Obviously I am something rare in this discussion so far- a moderate. I usually describe myself as a "Schwarzenegger Republican", which means very green, with a moderate/libertarian streak on social issues, but erring somewhat conservative on business and foreign policy.
But I MUST say that I agree with the thoughts earlier on this page- corporations are not human beings and should not have the same rights. A corporation can't vote, so why should it be able to contribute to a political candidate or air political advertisements? As conservative as I am regarding business I can't help but weep for the error that the supreme court recently made in Citizens United vs. Federal Election Commission.
But I'll take that a step further...
Part of my conservatism is a staunch belief in HUMAN rights, which is expressed in one form in the U.S. Bill of Rights, etc. I categorically reject the argument that forbidding corporations/PACs/unions to contribute to politicians is an infringement upon free speech. All of these entities represent HUMAN BEINGS. For instance, if a corporation wants to support a candidate they are free to send mailing to their shareholders explaining why they should donate to a given candidate, and then those HUMAN BEINGS can donate if they agree. (They should NOT be allowed to send mailings to the general public.) The problem with allowing corporations to give donations is that the vast majority of people cannot be involved in decision making at the corporations, so the sole motivation devolves to the corporate default- profit. For instance, I have no realistic way to take part in the corporations in which I own stock through my various investment funds. Thus decisions are generally made by the few VERY rich who hold the most shares and elect corporate officers. So, essentially, those big shareholders are stealing money out of the pockets of smaller shareholders and using it to promote politicians that the smaller shareholders might well find distasteful and refuse to support otherwise. So in this case- as it usually is- it is the very rich who are the "looters." Mind you- I believe that corporate motivation SHOULD be profit, but it's just not the proper principle upon which to base a government- which is in what corporate support for politicians results.
Obviously, there would have to be serious consequences to corporations trying to circumvent such a law by, for instance, giving every employee a "bonus" on the condition that they donate part of it to a given politician. Something THAT egregious should be considered an infringement upon civil rights and result in public flagellation of the guilty corporate officers and confiscation of all their assets, as well as severe repercussions to the corporation involved.
I would also consider limiting the size of donation that a given person can contribute to a given candidate per year, so that a rich man doesn't end up with "more freedom of speech" than a poor man. (I'm not as committed to this one.) But it needn't be a farcically low sum- ten thousand dollars might work (COL adjusted)- but it would at least keep one uberrich Trump from buying elections. I would still allow lobbying by corporations, as well as other organizations, but not donations. The Sierra club and the UAW can feel free to send mailings to their members, too.

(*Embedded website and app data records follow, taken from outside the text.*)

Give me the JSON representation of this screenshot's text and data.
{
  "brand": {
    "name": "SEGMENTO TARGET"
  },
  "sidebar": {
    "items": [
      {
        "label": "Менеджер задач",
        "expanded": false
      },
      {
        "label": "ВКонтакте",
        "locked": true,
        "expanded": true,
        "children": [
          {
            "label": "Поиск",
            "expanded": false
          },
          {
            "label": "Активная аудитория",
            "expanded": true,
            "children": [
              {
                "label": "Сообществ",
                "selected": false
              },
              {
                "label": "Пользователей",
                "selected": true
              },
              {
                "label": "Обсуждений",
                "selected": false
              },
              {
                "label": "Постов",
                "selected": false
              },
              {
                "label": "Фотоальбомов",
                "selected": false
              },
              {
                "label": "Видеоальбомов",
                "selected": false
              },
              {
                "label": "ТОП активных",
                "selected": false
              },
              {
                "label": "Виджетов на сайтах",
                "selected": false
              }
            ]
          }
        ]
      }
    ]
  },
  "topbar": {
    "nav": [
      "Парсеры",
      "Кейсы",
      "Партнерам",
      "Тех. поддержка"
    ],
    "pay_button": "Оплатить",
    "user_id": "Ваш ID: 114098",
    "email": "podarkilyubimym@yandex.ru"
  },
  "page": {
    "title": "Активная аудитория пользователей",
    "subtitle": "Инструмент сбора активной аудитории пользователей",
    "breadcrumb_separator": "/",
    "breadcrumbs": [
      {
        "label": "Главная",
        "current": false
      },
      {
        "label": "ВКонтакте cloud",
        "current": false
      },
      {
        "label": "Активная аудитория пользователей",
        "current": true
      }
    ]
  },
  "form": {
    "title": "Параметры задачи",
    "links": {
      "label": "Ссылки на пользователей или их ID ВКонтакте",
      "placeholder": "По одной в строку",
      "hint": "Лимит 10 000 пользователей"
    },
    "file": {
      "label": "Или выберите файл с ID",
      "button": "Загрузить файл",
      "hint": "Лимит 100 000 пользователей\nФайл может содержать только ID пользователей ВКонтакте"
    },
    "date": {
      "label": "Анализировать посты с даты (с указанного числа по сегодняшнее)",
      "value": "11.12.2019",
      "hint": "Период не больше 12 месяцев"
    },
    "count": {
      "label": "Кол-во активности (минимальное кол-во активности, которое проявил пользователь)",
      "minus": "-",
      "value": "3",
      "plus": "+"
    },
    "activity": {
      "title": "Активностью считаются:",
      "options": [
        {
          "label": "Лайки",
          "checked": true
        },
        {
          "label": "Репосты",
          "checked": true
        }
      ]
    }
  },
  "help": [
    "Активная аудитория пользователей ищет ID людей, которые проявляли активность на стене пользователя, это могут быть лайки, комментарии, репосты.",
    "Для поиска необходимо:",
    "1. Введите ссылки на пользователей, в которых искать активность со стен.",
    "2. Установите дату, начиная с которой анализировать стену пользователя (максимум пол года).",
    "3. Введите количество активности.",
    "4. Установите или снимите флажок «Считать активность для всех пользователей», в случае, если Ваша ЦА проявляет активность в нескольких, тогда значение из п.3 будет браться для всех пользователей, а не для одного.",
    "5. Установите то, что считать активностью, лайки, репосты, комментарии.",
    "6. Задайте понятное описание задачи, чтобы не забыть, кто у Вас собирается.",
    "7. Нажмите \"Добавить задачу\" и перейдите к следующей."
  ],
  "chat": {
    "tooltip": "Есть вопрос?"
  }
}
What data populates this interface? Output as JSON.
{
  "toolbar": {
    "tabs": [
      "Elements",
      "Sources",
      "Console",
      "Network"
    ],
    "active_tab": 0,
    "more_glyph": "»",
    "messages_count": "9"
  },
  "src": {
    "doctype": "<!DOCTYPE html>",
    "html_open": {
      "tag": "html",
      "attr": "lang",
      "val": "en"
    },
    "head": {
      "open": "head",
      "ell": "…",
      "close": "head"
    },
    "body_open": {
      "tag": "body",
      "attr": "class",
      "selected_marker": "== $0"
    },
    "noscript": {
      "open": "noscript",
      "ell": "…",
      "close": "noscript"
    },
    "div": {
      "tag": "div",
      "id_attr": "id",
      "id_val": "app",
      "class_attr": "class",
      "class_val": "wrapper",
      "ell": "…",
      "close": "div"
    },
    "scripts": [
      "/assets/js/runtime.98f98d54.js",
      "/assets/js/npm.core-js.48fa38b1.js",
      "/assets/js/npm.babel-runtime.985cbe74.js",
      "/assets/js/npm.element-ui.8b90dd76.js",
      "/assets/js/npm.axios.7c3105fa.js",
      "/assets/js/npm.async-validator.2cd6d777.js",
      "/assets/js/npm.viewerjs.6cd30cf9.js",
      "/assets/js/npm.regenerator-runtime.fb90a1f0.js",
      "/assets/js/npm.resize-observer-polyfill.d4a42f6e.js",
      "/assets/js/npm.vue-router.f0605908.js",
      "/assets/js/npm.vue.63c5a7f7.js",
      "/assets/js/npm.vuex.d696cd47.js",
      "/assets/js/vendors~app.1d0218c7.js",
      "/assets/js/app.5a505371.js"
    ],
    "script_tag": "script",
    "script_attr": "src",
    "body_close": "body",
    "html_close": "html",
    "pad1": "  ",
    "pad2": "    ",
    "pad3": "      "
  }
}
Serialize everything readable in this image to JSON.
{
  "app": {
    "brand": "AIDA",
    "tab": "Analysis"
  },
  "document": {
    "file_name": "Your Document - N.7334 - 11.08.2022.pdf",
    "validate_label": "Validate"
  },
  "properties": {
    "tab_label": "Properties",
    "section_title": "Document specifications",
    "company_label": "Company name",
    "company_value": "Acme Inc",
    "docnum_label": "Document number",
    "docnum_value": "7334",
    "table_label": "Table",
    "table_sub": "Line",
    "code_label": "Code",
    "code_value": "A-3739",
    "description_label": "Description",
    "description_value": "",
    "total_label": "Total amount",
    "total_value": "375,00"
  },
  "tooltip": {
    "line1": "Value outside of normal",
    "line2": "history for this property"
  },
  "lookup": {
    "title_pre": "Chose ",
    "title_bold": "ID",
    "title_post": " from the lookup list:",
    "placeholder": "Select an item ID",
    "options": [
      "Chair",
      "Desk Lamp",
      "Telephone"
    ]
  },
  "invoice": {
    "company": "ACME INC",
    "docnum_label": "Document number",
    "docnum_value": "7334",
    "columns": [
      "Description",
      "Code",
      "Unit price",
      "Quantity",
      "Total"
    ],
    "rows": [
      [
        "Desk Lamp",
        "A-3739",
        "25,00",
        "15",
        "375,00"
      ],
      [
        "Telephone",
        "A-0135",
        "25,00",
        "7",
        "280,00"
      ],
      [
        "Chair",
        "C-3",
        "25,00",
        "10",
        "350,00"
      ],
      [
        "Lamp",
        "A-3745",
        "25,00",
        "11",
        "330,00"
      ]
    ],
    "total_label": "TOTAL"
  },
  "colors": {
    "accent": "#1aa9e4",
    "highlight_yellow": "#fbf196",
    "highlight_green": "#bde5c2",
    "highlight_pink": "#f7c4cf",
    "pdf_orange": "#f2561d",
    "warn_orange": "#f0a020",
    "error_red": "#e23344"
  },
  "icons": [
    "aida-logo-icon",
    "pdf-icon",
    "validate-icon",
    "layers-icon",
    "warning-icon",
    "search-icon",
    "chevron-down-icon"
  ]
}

Actually, a second-best solution to limit the influence of corporate and special interests without a total ban on their making donations would be to institute a cap as in the previous paragraph, with corporations limited to the same cap as citizens. There'd have to be a mechanism to prevent the establishment of multiple shell corporations solely as an avenue to funnel funds to politicians. Since I haven't come up with a good idea on that I'd rather just ban corporate donations.
I understand the arguments for publicly-sponsored funding of political campaigns. Obviously, the motivations for it are similar to mine, but I'd rather see how mine work before we try it.
Finally, to combat extremism I would adopt instant-runoff voting. I would not make voting compulsory, but I'm a big proponent of instant-runoff voting (a.k.a. preferential voting) because it generally discourages extremism. I'm not a big fan of our two-party system despite my (very liberal) college polysci professor's fawning admiration of it, and instant-runoff voting would probably mean the end of it. Obviously, I'm especially interested in the opinion of Australians and others who are experienced with this system.
The United States certainly does a lot of things right, but I sincerely believe that these measures would solve A LOT of what is wrong in American politics. Please critique me- honestly, there are some smart people on this forum and I'm smart enough to cut through the leftist and rightist propaganda that some are spewing, and I'm interested in whether or not I'm missing something obvious.